Task instructions –
Could you give the records below again exactly as they stand?

Element data from apps and pages
[Start of section]
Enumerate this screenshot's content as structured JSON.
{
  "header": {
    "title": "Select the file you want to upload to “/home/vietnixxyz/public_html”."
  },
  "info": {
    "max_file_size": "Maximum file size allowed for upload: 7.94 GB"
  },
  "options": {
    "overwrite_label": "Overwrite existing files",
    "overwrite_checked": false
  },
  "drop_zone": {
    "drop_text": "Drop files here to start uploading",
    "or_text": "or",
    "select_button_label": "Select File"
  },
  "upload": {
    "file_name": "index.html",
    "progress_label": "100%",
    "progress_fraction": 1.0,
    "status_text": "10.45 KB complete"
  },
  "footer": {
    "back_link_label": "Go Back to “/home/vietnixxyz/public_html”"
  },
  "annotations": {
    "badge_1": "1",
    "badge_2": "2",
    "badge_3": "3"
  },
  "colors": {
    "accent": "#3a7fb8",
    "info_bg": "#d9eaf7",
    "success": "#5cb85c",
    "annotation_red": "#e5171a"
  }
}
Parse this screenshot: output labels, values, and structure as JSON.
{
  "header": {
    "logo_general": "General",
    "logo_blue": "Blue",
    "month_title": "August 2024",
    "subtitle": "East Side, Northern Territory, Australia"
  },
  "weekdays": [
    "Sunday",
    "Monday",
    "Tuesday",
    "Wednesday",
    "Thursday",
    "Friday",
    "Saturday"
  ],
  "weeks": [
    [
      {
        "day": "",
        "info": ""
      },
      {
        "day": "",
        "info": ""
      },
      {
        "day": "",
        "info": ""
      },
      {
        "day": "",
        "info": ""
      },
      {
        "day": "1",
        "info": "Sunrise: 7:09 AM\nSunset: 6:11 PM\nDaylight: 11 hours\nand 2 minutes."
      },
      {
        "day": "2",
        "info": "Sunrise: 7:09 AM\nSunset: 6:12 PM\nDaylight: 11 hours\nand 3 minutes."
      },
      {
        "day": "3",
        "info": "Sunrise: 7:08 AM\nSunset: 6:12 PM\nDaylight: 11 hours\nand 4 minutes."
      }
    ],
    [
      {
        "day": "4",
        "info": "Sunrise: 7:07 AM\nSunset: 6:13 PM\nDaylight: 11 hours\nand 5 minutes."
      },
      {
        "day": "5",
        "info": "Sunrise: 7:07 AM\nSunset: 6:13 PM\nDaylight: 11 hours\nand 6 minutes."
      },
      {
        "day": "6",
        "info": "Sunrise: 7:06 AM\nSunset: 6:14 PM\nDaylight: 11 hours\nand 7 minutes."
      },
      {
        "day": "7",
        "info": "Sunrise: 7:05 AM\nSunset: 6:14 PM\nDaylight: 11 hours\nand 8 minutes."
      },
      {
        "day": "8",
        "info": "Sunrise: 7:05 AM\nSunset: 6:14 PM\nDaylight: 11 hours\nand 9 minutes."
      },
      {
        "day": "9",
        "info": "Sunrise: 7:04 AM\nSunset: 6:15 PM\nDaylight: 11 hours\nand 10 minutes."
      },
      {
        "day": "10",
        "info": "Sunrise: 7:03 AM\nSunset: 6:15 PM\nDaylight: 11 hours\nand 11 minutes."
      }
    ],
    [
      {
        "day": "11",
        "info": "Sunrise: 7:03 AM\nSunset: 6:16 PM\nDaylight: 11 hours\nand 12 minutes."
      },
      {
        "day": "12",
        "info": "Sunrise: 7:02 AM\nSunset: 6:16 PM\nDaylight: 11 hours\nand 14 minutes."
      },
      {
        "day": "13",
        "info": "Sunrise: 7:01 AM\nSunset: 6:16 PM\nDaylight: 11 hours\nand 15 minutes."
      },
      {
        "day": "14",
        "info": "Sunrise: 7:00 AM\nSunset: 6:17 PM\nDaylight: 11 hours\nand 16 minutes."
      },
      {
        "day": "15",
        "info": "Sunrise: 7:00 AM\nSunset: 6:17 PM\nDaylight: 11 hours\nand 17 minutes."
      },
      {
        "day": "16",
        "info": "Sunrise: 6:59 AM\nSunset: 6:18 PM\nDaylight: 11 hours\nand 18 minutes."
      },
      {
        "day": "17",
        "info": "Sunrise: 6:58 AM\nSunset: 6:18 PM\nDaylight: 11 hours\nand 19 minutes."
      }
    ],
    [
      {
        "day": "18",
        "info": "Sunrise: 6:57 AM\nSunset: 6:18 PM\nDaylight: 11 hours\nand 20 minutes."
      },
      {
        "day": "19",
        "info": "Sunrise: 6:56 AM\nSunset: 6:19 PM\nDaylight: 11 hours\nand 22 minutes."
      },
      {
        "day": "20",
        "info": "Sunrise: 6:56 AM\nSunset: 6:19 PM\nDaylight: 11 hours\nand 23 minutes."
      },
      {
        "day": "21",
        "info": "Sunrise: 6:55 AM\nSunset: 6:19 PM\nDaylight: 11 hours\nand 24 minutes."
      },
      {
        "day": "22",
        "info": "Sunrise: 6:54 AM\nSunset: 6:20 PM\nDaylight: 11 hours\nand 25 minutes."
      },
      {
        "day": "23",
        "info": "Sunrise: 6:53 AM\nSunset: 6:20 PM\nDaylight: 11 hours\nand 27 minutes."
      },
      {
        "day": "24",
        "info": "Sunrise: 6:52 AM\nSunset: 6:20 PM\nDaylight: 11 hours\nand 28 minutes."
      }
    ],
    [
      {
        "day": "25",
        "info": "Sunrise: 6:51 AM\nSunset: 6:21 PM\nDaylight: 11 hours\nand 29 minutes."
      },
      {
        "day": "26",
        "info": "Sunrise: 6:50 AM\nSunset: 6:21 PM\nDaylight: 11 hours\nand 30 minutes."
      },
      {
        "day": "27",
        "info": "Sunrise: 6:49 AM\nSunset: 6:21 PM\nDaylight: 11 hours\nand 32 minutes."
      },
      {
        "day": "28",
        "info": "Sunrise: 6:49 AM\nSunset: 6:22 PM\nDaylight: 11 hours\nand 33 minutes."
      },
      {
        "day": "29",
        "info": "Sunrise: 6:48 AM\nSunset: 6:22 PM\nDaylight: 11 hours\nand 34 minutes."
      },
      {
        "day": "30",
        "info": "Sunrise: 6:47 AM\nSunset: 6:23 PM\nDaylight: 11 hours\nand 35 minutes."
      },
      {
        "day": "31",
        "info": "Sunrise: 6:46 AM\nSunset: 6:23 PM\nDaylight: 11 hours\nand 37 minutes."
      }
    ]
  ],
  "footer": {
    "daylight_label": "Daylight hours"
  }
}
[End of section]
Task response –
Enumerate this screenshot's content as structured JSON.
{
  "header": {
    "title": "Select the file you want to upload to “/home/vietnixxyz/public_html”."
  },
  "info": {
    "max_file_size": "Maximum file size allowed for upload: 7.94 GB"
  },
  "options": {
    "overwrite_label": "Overwrite existing files",
    "overwrite_checked": false
  },
  "drop_zone": {
    "drop_text": "Drop files here to start uploading",
    "or_text": "or",
    "select_button_label": "Select File"
  },
  "upload": {
    "file_name": "index.html",
    "progress_label": "100%",
    "progress_fraction": 1.0,
    "status_text": "10.45 KB complete"
  },
  "footer": {
    "back_link_label": "Go Back to “/home/vietnixxyz/public_html”"
  },
  "annotations": {
    "badge_1": "1",
    "badge_2": "2",
    "badge_3": "3"
  },
  "colors": {
    "accent": "#3a7fb8",
    "info_bg": "#d9eaf7",
    "success": "#5cb85c",
    "annotation_red": "#e5171a"
  }
}
Parse this screenshot: output labels, values, and structure as JSON.
{
  "header": {
    "logo_general": "General",
    "logo_blue": "Blue",
    "month_title": "August 2024",
    "subtitle": "East Side, Northern Territory, Australia"
  },
  "weekdays": [
    "Sunday",
    "Monday",
    "Tuesday",
    "Wednesday",
    "Thursday",
    "Friday",
    "Saturday"
  ],
  "weeks": [
    [
      {
        "day": "",
        "info": ""
      },
      {
        "day": "",
        "info": ""
      },
      {
        "day": "",
        "info": ""
      },
      {
        "day": "",
        "info": ""
      },
      {
        "day": "1",
        "info": "Sunrise: 7:09 AM\nSunset: 6:11 PM\nDaylight: 11 hours\nand 2 minutes."
      },
      {
        "day": "2",
        "info": "Sunrise: 7:09 AM\nSunset: 6:12 PM\nDaylight: 11 hours\nand 3 minutes."
      },
      {
        "day": "3",
        "info": "Sunrise: 7:08 AM\nSunset: 6:12 PM\nDaylight: 11 hours\nand 4 minutes."
      }
    ],
    [
      {
        "day": "4",
        "info": "Sunrise: 7:07 AM\nSunset: 6:13 PM\nDaylight: 11 hours\nand 5 minutes."
      },
      {
        "day": "5",
        "info": "Sunrise: 7:07 AM\nSunset: 6:13 PM\nDaylight: 11 hours\nand 6 minutes."
      },
      {
        "day": "6",
        "info": "Sunrise: 7:06 AM\nSunset: 6:14 PM\nDaylight: 11 hours\nand 7 minutes."
      },
      {
        "day": "7",
        "info": "Sunrise: 7:05 AM\nSunset: 6:14 PM\nDaylight: 11 hours\nand 8 minutes."
      },
      {
        "day": "8",
        "info": "Sunrise: 7:05 AM\nSunset: 6:14 PM\nDaylight: 11 hours\nand 9 minutes."
      },
      {
        "day": "9",
        "info": "Sunrise: 7:04 AM\nSunset: 6:15 PM\nDaylight: 11 hours\nand 10 minutes."
      },
      {
        "day": "10",
        "info": "Sunrise: 7:03 AM\nSunset: 6:15 PM\nDaylight: 11 hours\nand 11 minutes."
      }
    ],
    [
      {
        "day": "11",
        "info": "Sunrise: 7:03 AM\nSunset: 6:16 PM\nDaylight: 11 hours\nand 12 minutes."
      },
      {
        "day": "12",
        "info": "Sunrise: 7:02 AM\nSunset: 6:16 PM\nDaylight: 11 hours\nand 14 minutes."
      },
      {
        "day": "13",
        "info": "Sunrise: 7:01 AM\nSunset: 6:16 PM\nDaylight: 11 hours\nand 15 minutes."
      },
      {
        "day": "14",
        "info": "Sunrise: 7:00 AM\nSunset: 6:17 PM\nDaylight: 11 hours\nand 16 minutes."
      },
      {
        "day": "15",
        "info": "Sunrise: 7:00 AM\nSunset: 6:17 PM\nDaylight: 11 hours\nand 17 minutes."
      },
      {
        "day": "16",
        "info": "Sunrise: 6:59 AM\nSunset: 6:18 PM\nDaylight: 11 hours\nand 18 minutes."
      },
      {
        "day": "17",
        "info": "Sunrise: 6:58 AM\nSunset: 6:18 PM\nDaylight: 11 hours\nand 19 minutes."
      }
    ],
    [
      {
        "day": "18",
        "info": "Sunrise: 6:57 AM\nSunset: 6:18 PM\nDaylight: 11 hours\nand 20 minutes."
      },
      {
        "day": "19",
        "info": "Sunrise: 6:56 AM\nSunset: 6:19 PM\nDaylight: 11 hours\nand 22 minutes."
      },
      {
        "day": "20",
        "info": "Sunrise: 6:56 AM\nSunset: 6:19 PM\nDaylight: 11 hours\nand 23 minutes."
      },
      {
        "day": "21",
        "info": "Sunrise: 6:55 AM\nSunset: 6:19 PM\nDaylight: 11 hours\nand 24 minutes."
      },
      {
        "day": "22",
        "info": "Sunrise: 6:54 AM\nSunset: 6:20 PM\nDaylight: 11 hours\nand 25 minutes."
      },
      {
        "day": "23",
        "info": "Sunrise: 6:53 AM\nSunset: 6:20 PM\nDaylight: 11 hours\nand 27 minutes."
      },
      {
        "day": "24",
        "info": "Sunrise: 6:52 AM\nSunset: 6:20 PM\nDaylight: 11 hours\nand 28 minutes."
      }
    ],
    [
      {
        "day": "25",
        "info": "Sunrise: 6:51 AM\nSunset: 6:21 PM\nDaylight: 11 hours\nand 29 minutes."
      },
      {
        "day": "26",
        "info": "Sunrise: 6:50 AM\nSunset: 6:21 PM\nDaylight: 11 hours\nand 30 minutes."
      },
      {
        "day": "27",
        "info": "Sunrise: 6:49 AM\nSunset: 6:21 PM\nDaylight: 11 hours\nand 32 minutes."
      },
      {
        "day": "28",
        "info": "Sunrise: 6:49 AM\nSunset: 6:22 PM\nDaylight: 11 hours\nand 33 minutes."
      },
      {
        "day": "29",
        "info": "Sunrise: 6:48 AM\nSunset: 6:22 PM\nDaylight: 11 hours\nand 34 minutes."
      },
      {
        "day": "30",
        "info": "Sunrise: 6:47 AM\nSunset: 6:23 PM\nDaylight: 11 hours\nand 35 minutes."
      },
      {
        "day": "31",
        "info": "Sunrise: 6:46 AM\nSunset: 6:23 PM\nDaylight: 11 hours\nand 37 minutes."
      }
    ]
  ],
  "footer": {
    "daylight_label": "Daylight hours"
  }
}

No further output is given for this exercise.